The prospecting community seemed to give up on Jones last year after a rough transition to Triple-A followed by season-ending ankle surgery. Even when he was a consensus top prospect, there were critiques related to his high strikeout rate and failure to tap into his raw power. Now, after a 23-game stretch at Triple-A that was productive but nonetheless hindered by his usual shortcomings, he's producing in the big leagues, going 5 for 10 with a 457-foot home run in his first weekend on the job. He's drawn three walks already, which was also his greatest attribute in the minors. We still have yet to find out if he'll play against left-handers. The main reason he'd be worth a shot is if you're desperate at third base. He remains eligible there even though he's an outfielder now.
NYY N.Y. Yankees • #24 • Age: 36
Rostered
11%
2022 Stats
AVG
.344
HR
10
OPS
1.306
AB
64
BB
10
K
20
After going 7 for 9 with two home runs over the weekend, Carpenter may have finally secured a more regular role with the Yankees. He was originally filling in for Anthony Rizzo, who's now back, but could continue to start over Joey Gallo, especially after getting some exposure to the outfield this weekend. He's up to 10 homers in 63 at-bats, batting .344 with a 1.306 OPS. It's been a few years since we've seen the 36-year-old perform at a high level, but he spent the offseason learning from Joey Votto what it takes to recapture power at his old age. Pulling the ball in the air more, particularly at Yankee Stadium, seems to be doing the trick. The playing time situation will remain a tricky one, but at this point, the numbers are simply too good to overlook.
TEX Texas • #59 • Age: 27
Rostered
5%
2022 Stats
SV
2
ERA
3.00
WHIP
1.15
INN
27
BB
9
K
22

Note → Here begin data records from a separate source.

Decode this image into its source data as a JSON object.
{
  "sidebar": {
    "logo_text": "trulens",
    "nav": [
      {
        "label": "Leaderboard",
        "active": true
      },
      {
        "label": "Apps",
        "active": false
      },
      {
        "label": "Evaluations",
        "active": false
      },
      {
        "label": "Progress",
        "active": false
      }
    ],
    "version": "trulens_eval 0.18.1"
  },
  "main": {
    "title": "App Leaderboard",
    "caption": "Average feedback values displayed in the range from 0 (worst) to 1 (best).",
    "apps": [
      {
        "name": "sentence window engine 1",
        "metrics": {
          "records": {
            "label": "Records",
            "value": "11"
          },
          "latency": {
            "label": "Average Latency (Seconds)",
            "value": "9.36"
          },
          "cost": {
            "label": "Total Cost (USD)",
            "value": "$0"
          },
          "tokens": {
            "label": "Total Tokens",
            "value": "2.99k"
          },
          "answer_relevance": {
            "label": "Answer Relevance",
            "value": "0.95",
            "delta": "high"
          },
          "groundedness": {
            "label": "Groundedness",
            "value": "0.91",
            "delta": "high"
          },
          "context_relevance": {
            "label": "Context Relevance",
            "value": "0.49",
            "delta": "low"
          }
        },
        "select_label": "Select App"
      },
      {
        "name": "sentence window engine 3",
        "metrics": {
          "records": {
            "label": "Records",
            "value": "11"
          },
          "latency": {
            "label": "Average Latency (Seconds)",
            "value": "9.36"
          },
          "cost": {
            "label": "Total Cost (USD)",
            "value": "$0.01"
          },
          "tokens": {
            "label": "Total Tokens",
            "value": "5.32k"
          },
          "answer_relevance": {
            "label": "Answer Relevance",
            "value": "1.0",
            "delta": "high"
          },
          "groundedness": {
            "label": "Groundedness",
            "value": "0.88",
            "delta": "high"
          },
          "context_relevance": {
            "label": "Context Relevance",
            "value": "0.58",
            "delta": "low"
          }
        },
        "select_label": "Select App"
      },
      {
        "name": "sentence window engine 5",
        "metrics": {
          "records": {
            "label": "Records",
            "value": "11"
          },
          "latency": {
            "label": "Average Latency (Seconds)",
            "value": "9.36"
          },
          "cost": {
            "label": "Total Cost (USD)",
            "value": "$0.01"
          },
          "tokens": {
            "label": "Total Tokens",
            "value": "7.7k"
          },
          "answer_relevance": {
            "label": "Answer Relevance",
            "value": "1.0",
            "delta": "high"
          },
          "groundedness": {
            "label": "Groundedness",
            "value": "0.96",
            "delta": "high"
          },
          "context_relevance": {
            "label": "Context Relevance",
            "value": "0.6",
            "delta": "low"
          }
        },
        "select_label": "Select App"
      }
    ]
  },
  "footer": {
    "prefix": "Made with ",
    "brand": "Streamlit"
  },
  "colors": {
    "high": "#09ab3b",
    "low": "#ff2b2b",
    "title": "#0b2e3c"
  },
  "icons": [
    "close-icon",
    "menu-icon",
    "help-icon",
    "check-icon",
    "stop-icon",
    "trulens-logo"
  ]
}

The left-handed Martin didn't seem like the obvious choice to replace Joe Barlow, who the Rangers surprisingly chose to remove from the closer role this weekend. Dennis Santana had already established himself as the eighth-inning guy, boasts the better numbers of the two and, well, throws right-handed. But there was Martin getting the first chance post-Barlow Friday, with Santana working the eighth, and just to drive home the point, the two filled those same roles Saturday. It wasn't a matchups thing either. Martin faced the heart of the Twins lineup Friday. There's no telling if he'll hold up in the role, particularly since his strikeout rate is subpar, but he does keep the ball on the ground. Anyone with a chance at consistent save opportunities deserves a look in most leagues.